"I had a letter saying I was going to burn in the fires of hell, some of the bullying tactics were really evil."

NZ First leader Winston Peters again called for a referendum.

"Some say there is a groundswell for change, but how do we know that?" he said.

"New Zealand is supposed to be a democracy and what we are about to do is circumvent any expression of public opinion."

Mr Peters and his MPs voted against the bill.

Nearly all the MPs who spoke in the debate supported the bill.

One who didn't was National's Jonathan Young.

"History has invested significant tradition in marriage and I believe we should maintain that tradition," he said.

"This issue isn't as clear as some people think, many are struggling with it and the community is more divided than this parliament."

Although Wednesday night's vote put the bill into law, gay couples who want to marry will have to wait a while.

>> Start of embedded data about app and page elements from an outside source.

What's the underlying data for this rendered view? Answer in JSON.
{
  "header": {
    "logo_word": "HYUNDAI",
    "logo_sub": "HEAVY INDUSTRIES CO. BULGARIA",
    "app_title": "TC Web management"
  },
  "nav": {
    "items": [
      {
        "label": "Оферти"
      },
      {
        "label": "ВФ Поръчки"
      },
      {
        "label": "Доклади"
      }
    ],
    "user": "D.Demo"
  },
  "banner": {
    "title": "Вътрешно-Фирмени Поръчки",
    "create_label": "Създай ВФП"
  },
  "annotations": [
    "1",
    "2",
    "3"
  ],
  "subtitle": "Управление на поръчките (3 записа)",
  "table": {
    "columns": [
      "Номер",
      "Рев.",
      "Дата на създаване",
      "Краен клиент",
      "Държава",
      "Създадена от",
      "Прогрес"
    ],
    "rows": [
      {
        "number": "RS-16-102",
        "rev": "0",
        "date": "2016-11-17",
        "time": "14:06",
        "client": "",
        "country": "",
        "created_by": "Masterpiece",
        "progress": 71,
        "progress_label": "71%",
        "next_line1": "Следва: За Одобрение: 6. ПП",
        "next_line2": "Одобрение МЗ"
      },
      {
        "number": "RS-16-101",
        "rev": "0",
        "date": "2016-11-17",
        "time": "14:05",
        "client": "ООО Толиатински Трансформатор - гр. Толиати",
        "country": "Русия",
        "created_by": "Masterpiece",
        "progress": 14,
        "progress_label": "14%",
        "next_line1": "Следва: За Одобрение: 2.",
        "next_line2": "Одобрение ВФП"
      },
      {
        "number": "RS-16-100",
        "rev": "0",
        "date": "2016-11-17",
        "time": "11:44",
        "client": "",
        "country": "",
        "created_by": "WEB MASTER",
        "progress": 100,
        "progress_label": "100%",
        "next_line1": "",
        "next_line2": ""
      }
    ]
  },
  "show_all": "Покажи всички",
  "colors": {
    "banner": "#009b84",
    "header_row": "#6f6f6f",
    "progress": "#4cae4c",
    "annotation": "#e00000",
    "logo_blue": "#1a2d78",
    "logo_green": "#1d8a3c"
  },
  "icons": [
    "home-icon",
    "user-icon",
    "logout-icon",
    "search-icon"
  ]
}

The Department of Internal Affairs which handles births, deaths and marriages has been given four months to get its act together and prepare the procedures and licence forms.

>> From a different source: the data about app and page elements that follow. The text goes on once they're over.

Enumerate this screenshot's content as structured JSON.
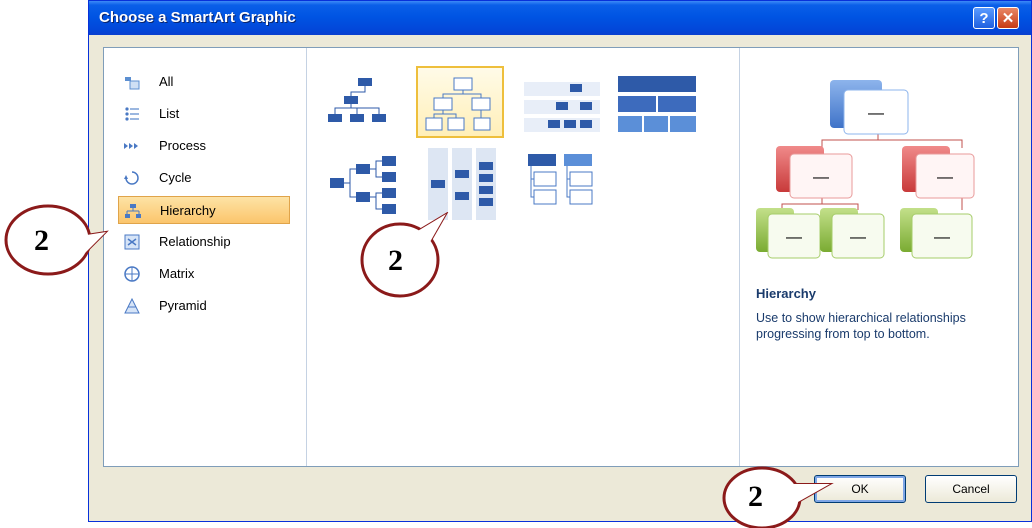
{
  "dialog": {
    "title": "Choose a SmartArt Graphic",
    "help_label": "?",
    "close_label": "✕"
  },
  "categories": [
    {
      "label": "All",
      "icon": "all-icon"
    },
    {
      "label": "List",
      "icon": "list-icon"
    },
    {
      "label": "Process",
      "icon": "process-icon"
    },
    {
      "label": "Cycle",
      "icon": "cycle-icon"
    },
    {
      "label": "Hierarchy",
      "icon": "hierarchy-icon",
      "selected": true
    },
    {
      "label": "Relationship",
      "icon": "relationship-icon"
    },
    {
      "label": "Matrix",
      "icon": "matrix-icon"
    },
    {
      "label": "Pyramid",
      "icon": "pyramid-icon"
    }
  ],
  "preview": {
    "name": "Hierarchy",
    "description": "Use to show hierarchical relationships progressing from top to bottom.",
    "box_label": "—"
  },
  "buttons": {
    "ok": "OK",
    "cancel": "Cancel"
  },
  "callouts": [
    {
      "label": "2"
    },
    {
      "label": "2"
    },
    {
      "label": "2"
    }
  ],
  "colors": {
    "accent_blue": "#0054e3",
    "selection_orange": "#fbc56c",
    "preview_blue": "#5b8fd8",
    "preview_red": "#d9534f",
    "preview_green": "#8fbf4a"
  }
}
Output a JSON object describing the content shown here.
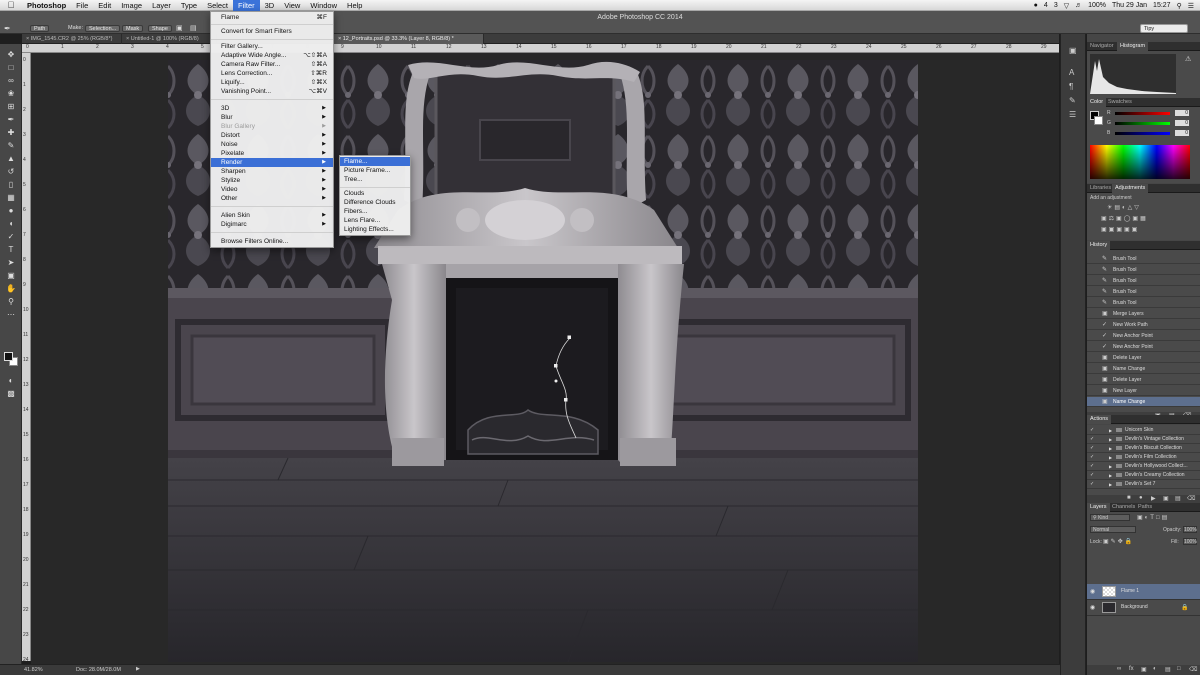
{
  "menubar": {
    "app_name": "Photoshop",
    "items": [
      "File",
      "Edit",
      "Image",
      "Layer",
      "Type",
      "Select",
      "Filter",
      "3D",
      "View",
      "Window",
      "Help"
    ],
    "active_item": "Filter",
    "status_right": [
      "4",
      "3",
      "100%",
      "Thu 29 Jan",
      "15:27"
    ]
  },
  "window": {
    "title": "Adobe Photoshop CC 2014"
  },
  "options_bar": {
    "path_mode": "Path",
    "make_label": "Make:",
    "selection_btn": "Selection...",
    "mask_btn": "Mask",
    "shape_btn": "Shape",
    "workspace": "Tipy"
  },
  "tabs": [
    {
      "label": "IMG_1545.CR2 @ 25% (RGB/8*)"
    },
    {
      "label": "Untitled-1 @ 100% (RGB/8)"
    },
    {
      "label": "12_Portraits.psd @ 33.3% (Layer 8, RGB/8) *"
    }
  ],
  "ruler": {
    "h_ticks": [
      "0",
      "1",
      "2",
      "3",
      "4",
      "5",
      "6",
      "7",
      "8",
      "9",
      "10",
      "11",
      "12",
      "13",
      "14",
      "15",
      "16",
      "17",
      "18",
      "19",
      "20",
      "21",
      "22",
      "23",
      "24",
      "25",
      "26",
      "27",
      "28",
      "29"
    ],
    "v_ticks": [
      "0",
      "1",
      "2",
      "3",
      "4",
      "5",
      "6",
      "7",
      "8",
      "9",
      "10",
      "11",
      "12",
      "13",
      "14",
      "15",
      "16",
      "17",
      "18",
      "19",
      "20",
      "21",
      "22",
      "23",
      "24"
    ]
  },
  "filter_menu": {
    "items": [
      {
        "label": "Flame",
        "shortcut": "⌘F"
      },
      {
        "sep": true
      },
      {
        "label": "Convert for Smart Filters"
      },
      {
        "sep": true
      },
      {
        "label": "Filter Gallery..."
      },
      {
        "label": "Adaptive Wide Angle...",
        "shortcut": "⌥⇧⌘A"
      },
      {
        "label": "Camera Raw Filter...",
        "shortcut": "⇧⌘A"
      },
      {
        "label": "Lens Correction...",
        "shortcut": "⇧⌘R"
      },
      {
        "label": "Liquify...",
        "shortcut": "⇧⌘X"
      },
      {
        "label": "Vanishing Point...",
        "shortcut": "⌥⌘V"
      },
      {
        "sep": true
      },
      {
        "label": "3D",
        "submenu": true
      },
      {
        "label": "Blur",
        "submenu": true
      },
      {
        "label": "Blur Gallery",
        "submenu": true,
        "disabled": true
      },
      {
        "label": "Distort",
        "submenu": true
      },
      {
        "label": "Noise",
        "submenu": true
      },
      {
        "label": "Pixelate",
        "submenu": true
      },
      {
        "label": "Render",
        "submenu": true,
        "highlighted": true
      },
      {
        "label": "Sharpen",
        "submenu": true
      },
      {
        "label": "Stylize",
        "submenu": true
      },
      {
        "label": "Video",
        "submenu": true
      },
      {
        "label": "Other",
        "submenu": true
      },
      {
        "sep": true
      },
      {
        "label": "Alien Skin",
        "submenu": true
      },
      {
        "label": "Digimarc",
        "submenu": true
      },
      {
        "sep": true
      },
      {
        "label": "Browse Filters Online..."
      }
    ]
  },
  "render_submenu": {
    "items": [
      {
        "label": "Flame...",
        "highlighted": true
      },
      {
        "label": "Picture Frame..."
      },
      {
        "label": "Tree..."
      },
      {
        "sep": true
      },
      {
        "label": "Clouds"
      },
      {
        "label": "Difference Clouds"
      },
      {
        "label": "Fibers..."
      },
      {
        "label": "Lens Flare..."
      },
      {
        "label": "Lighting Effects..."
      }
    ]
  },
  "status_bar": {
    "zoom": "41.82%",
    "doc": "Doc: 28.0M/28.0M"
  },
  "panels": {
    "nav_tabs": [
      "Navigator",
      "Histogram"
    ],
    "color_tabs": [
      "Color",
      "Swatches"
    ],
    "color_values": {
      "r": "0",
      "g": "0",
      "b": "0",
      "r_label": "R",
      "g_label": "G",
      "b_label": "B"
    },
    "adj_tabs": [
      "Libraries",
      "Adjustments"
    ],
    "adj_title": "Add an adjustment",
    "history_tab": "History",
    "history": [
      {
        "label": "Brush Tool"
      },
      {
        "label": "Brush Tool"
      },
      {
        "label": "Brush Tool"
      },
      {
        "label": "Brush Tool"
      },
      {
        "label": "Brush Tool"
      },
      {
        "label": "Merge Layers"
      },
      {
        "label": "New Work Path"
      },
      {
        "label": "New Anchor Point"
      },
      {
        "label": "New Anchor Point"
      },
      {
        "label": "Delete Layer"
      },
      {
        "label": "Name Change"
      },
      {
        "label": "Delete Layer"
      },
      {
        "label": "New Layer"
      },
      {
        "label": "Name Change",
        "selected": true
      }
    ],
    "actions_tab": "Actions",
    "actions": [
      {
        "label": "Unicorn Skin"
      },
      {
        "label": "Devlin's Vintage Collection"
      },
      {
        "label": "Devlin's Biscuit Collection"
      },
      {
        "label": "Devlin's Film Collection"
      },
      {
        "label": "Devlin's Hollywood Collect..."
      },
      {
        "label": "Devlin's Creamy Collection"
      },
      {
        "label": "Devlin's Set 7"
      }
    ],
    "layer_tabs": [
      "Layers",
      "Channels",
      "Paths"
    ],
    "layer_filter": "Kind",
    "blend_mode": "Normal",
    "opacity_label": "Opacity:",
    "opacity": "100%",
    "lock_label": "Lock:",
    "fill_label": "Fill:",
    "fill": "100%",
    "layers": [
      {
        "name": "Flame 1",
        "selected": true
      },
      {
        "name": "Background"
      }
    ]
  }
}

Ms Wall expects there will be a rush.

"The first week of August could work for a lot of people," she told NZ Newswire.


With New Zealand becoming the first country in the Asia-Pacific region to legalise same-sex marriage, here is a breakdown of nations with similar laws on the books:

- NETHERLANDS: On April 1, 2001 the Netherlands became the first country in the world to legalise same-sex marriage, with the same rights as heterosexuals. Includes the right to adoption.

- BELGIUM: Homosexual couples in Belgium have almost the same rights as heterosexuals. They won the right to marry in 2003 and in 2006 parliament voted into law a bill allowing homosexual couples to adopt children.

- SPAIN: In 2005 Spain became the third member of the European Union to pass a law allowing same-sex marriages. Gay couples can adopt children, whether they are married or not.

- CANADA: Canada adopted a national law allowing gays to marry and adopt in July 2005 though most provinces had already allowed same-sex unions before that date.

- SOUTH AFRICA: The country legalised same-sex unions and adoptions by gay couples in November 2006, becoming the first African nation to do so.

- NORWAY: A 2009 law allowed homosexuals to marry and adopt children. Civil partnerships have existed in the country for 20 years.

- SWEDEN: Sweden's homosexuals have been allowed to wed in religious or civil ceremonies since May 2009.

- PORTUGAL: Under a 2010 law Portugal legalised gay marriage, while excluding the right to adoption.

- ICELAND: Prime Minister Johanna Sigurdardottir married her long-time partner in June 2010 as a new law legalising homosexual marriages came into force. Same sex couples who have lived together for at least five years have had the right to adopt children since 2006.

- ARGENTINA: Gays in Argentina became the first on the South American continent to be able to wed and adopt, after legislation passed on July 14, 2010.

- DENMARK: Denmark, the first country in the world to allow gay couples to enter into civil unions in 1989, voted overwhelmingly in favour of allowing homosexuals to marry in the state Evangelical Lutheran Church in June 2012.

- URUGUAY: Uruguay voted this month to allow same-sex marriages nationwide, making it only the second Latin American country to do so.


Gay couples can marry in nine US states, as well as in the capital Washington, while parts of Mexico and Brazil also allow same-sex marriage.


- FRANCE: France's upper house Senate voted last week to approve a landmark bill granting homosexual couples the right to marry and adopt, putting the bill on track to become law within weeks.

- BRITAIN: British lawmakers voted in February in favour of controversial legislation allowing gay marriage despite fierce opposition from members of Prime Minister David Cameron's Conservative party.

The bill must next be scrutinised by a committee of lawmakers and then go before the upper chamber the House of Lords before becoming law.


A number of other countries have adopted laws that recognise civil partnerships and give couples more or less the same rights as heterosexuals.

Countries to have recognised civil unions without yet accepting gay marriage include Germany (2001), Finland (2002), the Czech Republic (2006), Switzerland (2007) and Colombia and Ireland (both 2011)


6 min read
Published 17 April 2013 at 7:42pm
Source: AAP